This Week in Obstacles to Mideast Peace
No treaty soon with Lebanon; more Jewish building in East Jerusalem?
Lebanon will be the last Arab state to sign a peace treaty with Israel, or so says Lebanese Foreign Minister Fawzi Salloukh, reiterating his government’s stance that Israel should withdraw from the territory it has occupied since the 2006 Israel-Lebanon War. He also denied claims by Israeli President Shimon Peres that Hezbollah has stockpiled 80,000 rockets. “I don’t know how he counted these rockets,” Salloukh told The Daily Star of Lebanon. “Let them [Israel] give us a list showing who the source is and how they identify these rockets. [Peres] imagines too much.”
Meanwhile, East Jerusalem is the source for further real-estate controversy as the city is denying claims by a pro-settler group that it approved the construction of 104 new houses in Ras al-Amud , a predominantly Arab neighborhood. The Ir Amim association, which opposes the construction, said that the plan is build a bridge to connect Ras al-Amud to the Jewish neighborhood of Ma’aleh Hazeitim, a claim that the city denies. The controversy has fractured the Jerusalem City Council—in favor of more conservative, pro-settler elements—with some members, such as Meir Margalit, a Meretz Party councilman, wishing the United States would bring greater pressure to bear on the Netanyahu government to squash such expansionism.
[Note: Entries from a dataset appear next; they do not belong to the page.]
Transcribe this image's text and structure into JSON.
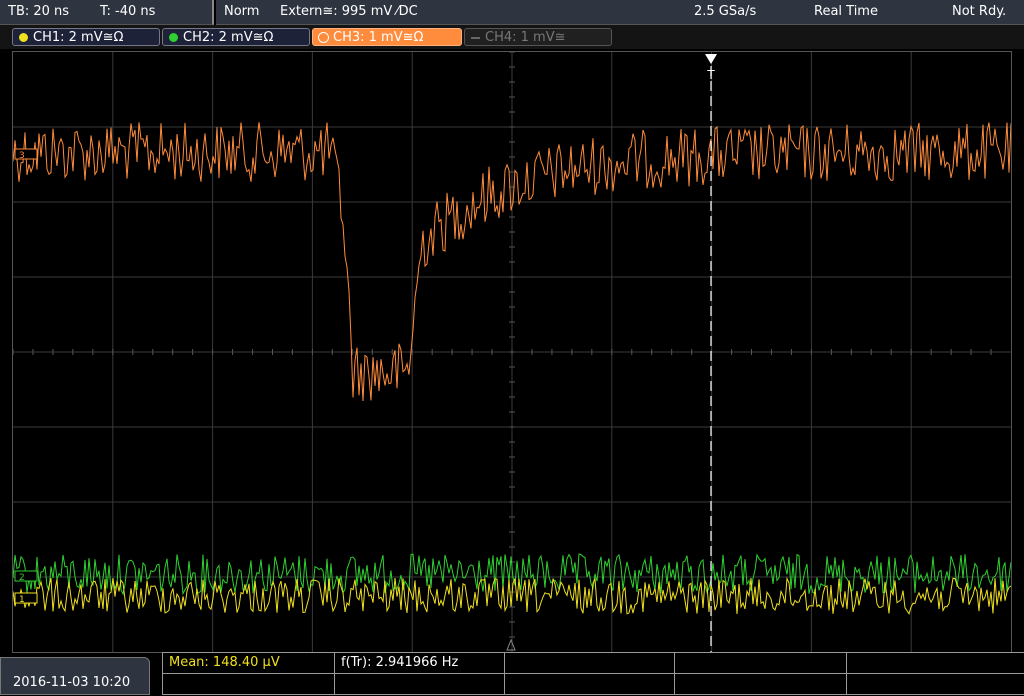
{
  "top_bar": {
    "timebase": "TB: 20 ns",
    "trigger_time": "T: -40 ns",
    "acq_mode": "Norm",
    "trigger_source": "Extern≅: 995 mV ⁄DC",
    "sample_rate": "2.5 GSa/s",
    "realtime_label": "Real Time",
    "status": "Not Rdy."
  },
  "channels": [
    {
      "label": "CH1: 2 mV≅Ω",
      "color": "#f0e020",
      "active": true
    },
    {
      "label": "CH2: 2 mV≅Ω",
      "color": "#30d030",
      "active": true
    },
    {
      "label": "CH3: 1 mV≅Ω",
      "color": "#ff8c3c",
      "active": true,
      "selected": true
    },
    {
      "label": "CH4: 1 mV≅",
      "color": "#666666",
      "active": false
    }
  ],
  "markers": {
    "ch1": "1",
    "ch2": "2",
    "ch3": "3",
    "trigger": "T"
  },
  "status_bar": {
    "datetime": "2016-11-03 10:20",
    "mean": "Mean: 148.40 µV",
    "freq": "f(Tr): 2.941966 Hz"
  },
  "colors": {
    "ch1": "#f0e020",
    "ch2": "#30d030",
    "ch3": "#ff8c3c",
    "mean_text": "#f0e020"
  }
}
Daily rate: $2
Monthly rate: $18
Yearly rate: $180
WAIT, WHY DO I HAVE TO PAY TO COMMENT?
Tablet is committed to bringing you the best, smartest, most enlightening and entertaining reporting and writing on Jewish life, all free of charge. We take pride in our community of readers, and are thrilled that you choose to engage with us in a way that is both thoughtful and thought-provoking. But the Internet, for all of its wonders, poses challenges to civilized and constructive discussion, allowing vocal—and, often, anonymous—minorities to drag it down with invective (and worse). Starting today, then, we are asking people who'd like to post comments on the site to pay a nominal fee—less a paywall than a gesture of your own commitment to the cause of great conversation. All proceeds go to helping us bring you the ambitious journalism that brought you here in the first place.
I NEED TO BE HEARD! BUT I DONT WANT TO PAY.
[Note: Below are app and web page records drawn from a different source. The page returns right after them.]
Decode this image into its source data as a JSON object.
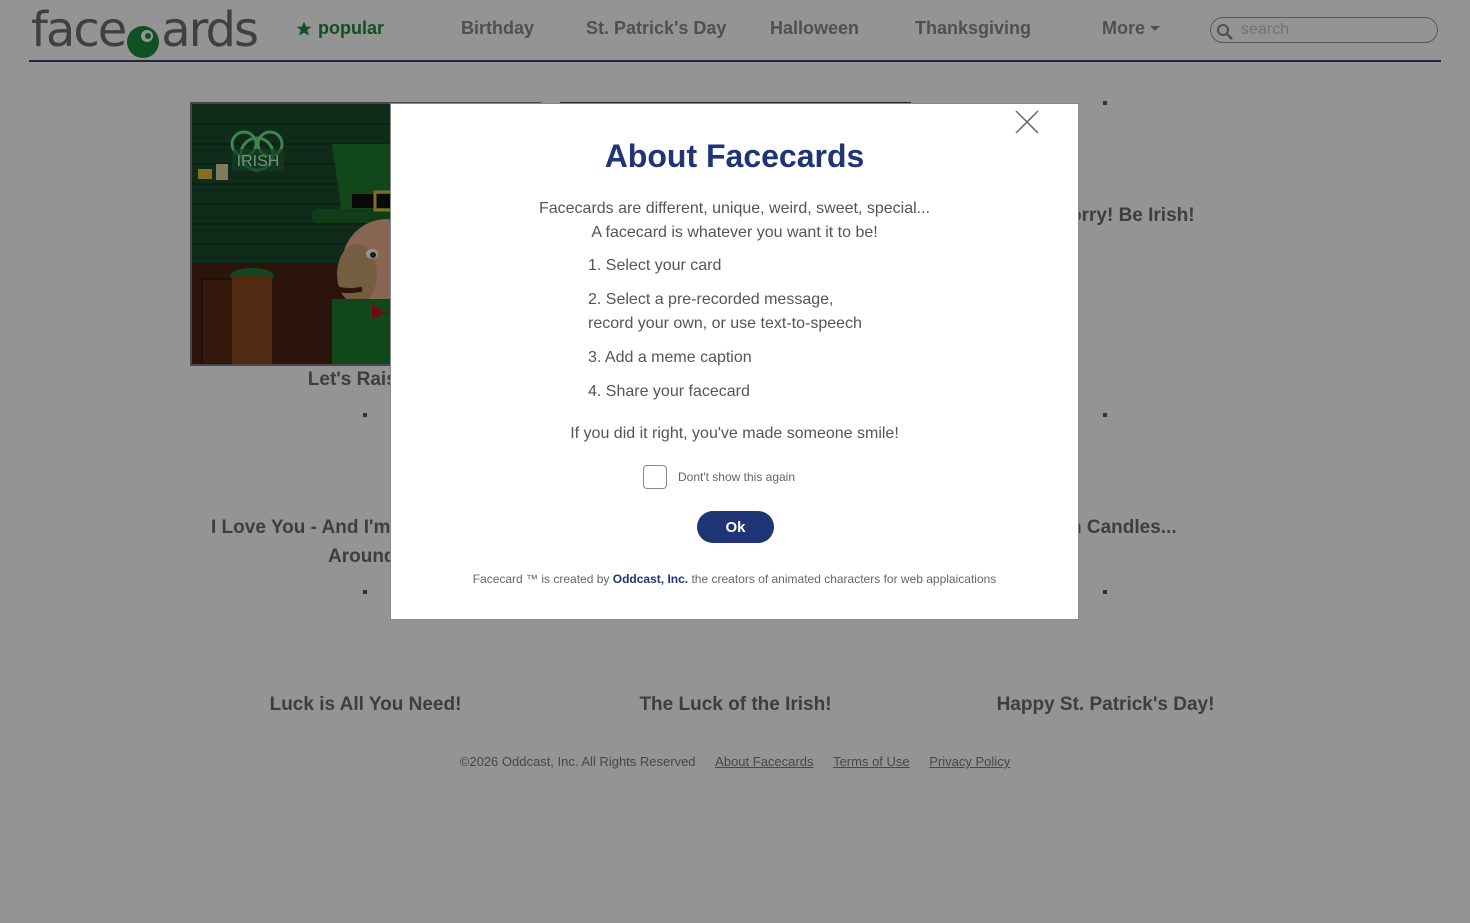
{
  "header": {
    "logo_text": "facecards",
    "nav": [
      {
        "label": "popular",
        "icon": "star-icon",
        "active": true
      },
      {
        "label": "Birthday"
      },
      {
        "label": "St. Patrick's Day"
      },
      {
        "label": "Halloween"
      },
      {
        "label": "Thanksgiving"
      },
      {
        "label": "More",
        "icon": "caret-down-icon"
      }
    ],
    "search": {
      "placeholder": "search",
      "value": ""
    }
  },
  "cards": [
    {
      "title": "Let's Raise a"
    },
    {
      "title": "orry! Be Irish!"
    },
    {
      "title": "I Love You - And I'm",
      "title2": "Around"
    },
    {
      "title": "n Candles..."
    },
    {
      "title": "Luck is All You Need!"
    },
    {
      "title": "The Luck of the Irish!"
    },
    {
      "title": "Happy St. Patrick's Day!"
    }
  ],
  "card_image": {
    "sign_text": "IRISH"
  },
  "footer": {
    "copyright": "©2026 Oddcast, Inc. All Rights Reserved",
    "links": [
      "About Facecards",
      "Terms of Use",
      "Privacy Policy"
    ]
  },
  "modal": {
    "title": "About Facecards",
    "intro_line1": "Facecards are different, unique, weird, sweet, special...",
    "intro_line2": "A facecard is whatever you want it to be!",
    "steps": [
      "1. Select your card",
      "2. Select a pre-recorded message,",
      "record your own, or use text-to-speech",
      "3. Add a meme caption",
      "4. Share your facecard"
    ],
    "smile_text": "If you did it right, you've made someone smile!",
    "checkbox_label": "Dont't show this again",
    "checkbox_checked": false,
    "ok_label": "Ok",
    "credit_prefix": "Facecard ™ is created by",
    "credit_company": "Oddcast, Inc.",
    "credit_suffix": "the creators of animated characters for web applaications"
  },
  "colors": {
    "brand_green": "#1c8a3c",
    "brand_navy": "#1f3576",
    "nav_gray": "#8a8a8a"
  }
}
Readers can still interact with us free of charge via Facebook, Twitter, and our other social media channels, or write to us at email@example.com. Each week, we’ll select the best letters and publish them in a new letters to the editor feature on the Scroll.
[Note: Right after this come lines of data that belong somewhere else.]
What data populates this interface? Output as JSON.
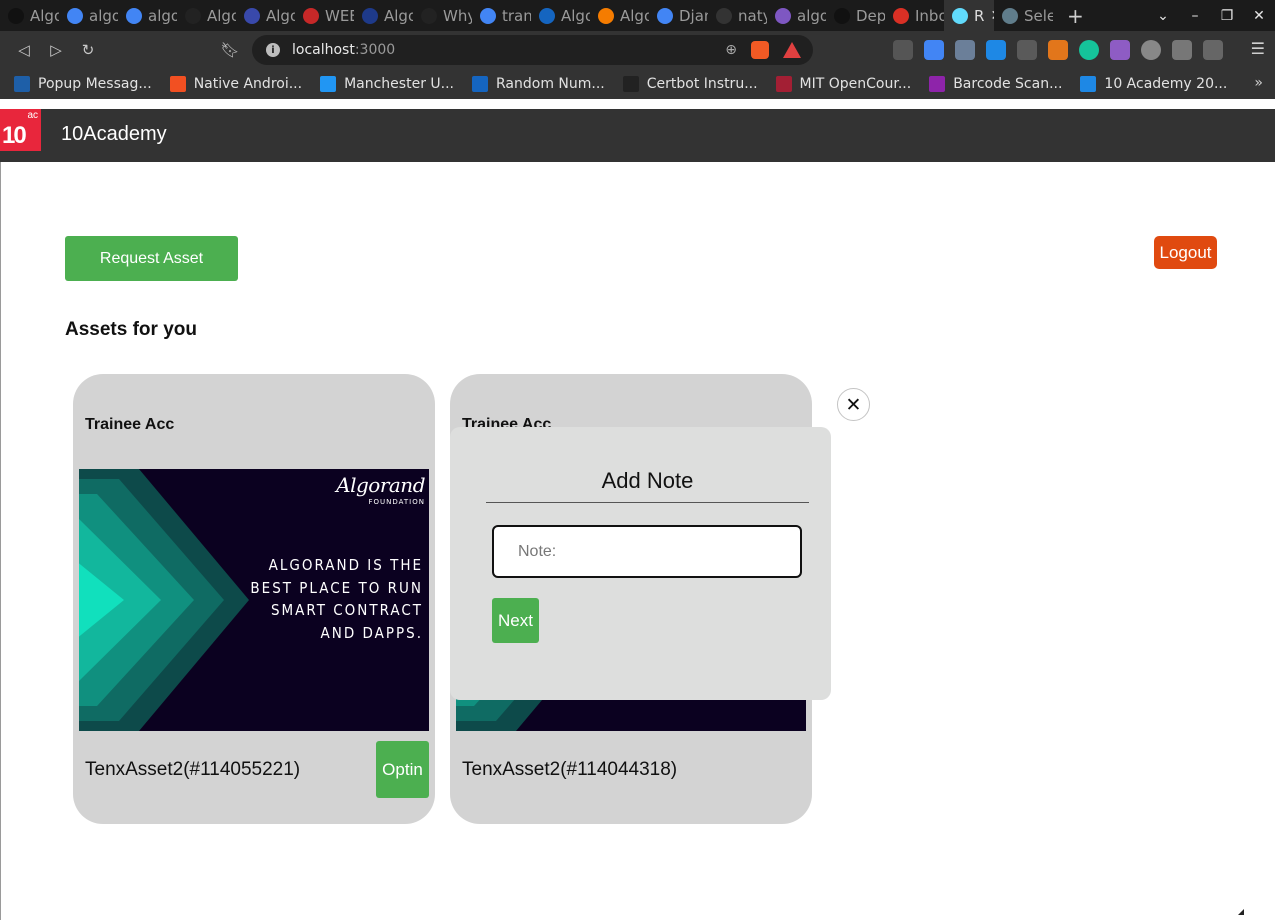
{
  "browser": {
    "tabs": [
      {
        "label": "Algo",
        "color": "#111111"
      },
      {
        "label": "algo",
        "color": "#4285f4"
      },
      {
        "label": "algo",
        "color": "#4285f4"
      },
      {
        "label": "Algo",
        "color": "#222222"
      },
      {
        "label": "Algo",
        "color": "#3949ab"
      },
      {
        "label": "WEB",
        "color": "#c62828"
      },
      {
        "label": "Algo",
        "color": "#1e3a8a"
      },
      {
        "label": "Why",
        "color": "#222222"
      },
      {
        "label": "tran",
        "color": "#4285f4"
      },
      {
        "label": "Algo",
        "color": "#1565c0"
      },
      {
        "label": "Algo",
        "color": "#f57c00"
      },
      {
        "label": "Djan",
        "color": "#4285f4"
      },
      {
        "label": "naty",
        "color": "#333333"
      },
      {
        "label": "algo",
        "color": "#7e57c2"
      },
      {
        "label": "Dep",
        "color": "#111111"
      },
      {
        "label": "Inbo",
        "color": "#d93025"
      },
      {
        "label": "R",
        "color": "#61dafb",
        "active": true
      },
      {
        "label": "Sele",
        "color": "#607d8b"
      }
    ],
    "url": {
      "host": "localhost",
      "port": ":3000"
    },
    "bookmarks": [
      {
        "label": "Popup Messag...",
        "color": "#1e5fa8"
      },
      {
        "label": "Native Androi...",
        "color": "#f25022"
      },
      {
        "label": "Manchester U...",
        "color": "#2196f3"
      },
      {
        "label": "Random Num...",
        "color": "#1565c0"
      },
      {
        "label": "Certbot Instru...",
        "color": "#222222"
      },
      {
        "label": "MIT OpenCour...",
        "color": "#a31f34"
      },
      {
        "label": "Barcode Scan...",
        "color": "#8e24aa"
      },
      {
        "label": "10 Academy 20...",
        "color": "#1e88e5"
      }
    ]
  },
  "app": {
    "logo_number": "10",
    "logo_sup": "ac",
    "brand": "10Academy",
    "request_button": "Request Asset",
    "logout_button": "Logout",
    "section_title": "Assets for you"
  },
  "cards": [
    {
      "title": "Trainee Acc",
      "asset_name": "TenxAsset2(#114055221)",
      "optin_label": "Optin",
      "image_logo": "Algorand",
      "image_logo_sub": "FOUNDATION",
      "image_lines": [
        "ALGORAND IS THE",
        "BEST PLACE TO RUN",
        "SMART CONTRACT",
        "AND DAPPS."
      ]
    },
    {
      "title": "Trainee Acc",
      "asset_name": "TenxAsset2(#114044318)"
    }
  ],
  "modal": {
    "title": "Add Note",
    "input_placeholder": "Note:",
    "next_button": "Next",
    "close_symbol": "✕"
  },
  "colors": {
    "accent_green": "#4caf50",
    "logout_orange": "#e04a10",
    "brand_red": "#e8263c"
  }
}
We hope this new largely symbolic measure will help us create a more pleasant and cultivated environment for all of our readers, and, as always, we thank you deeply for your support.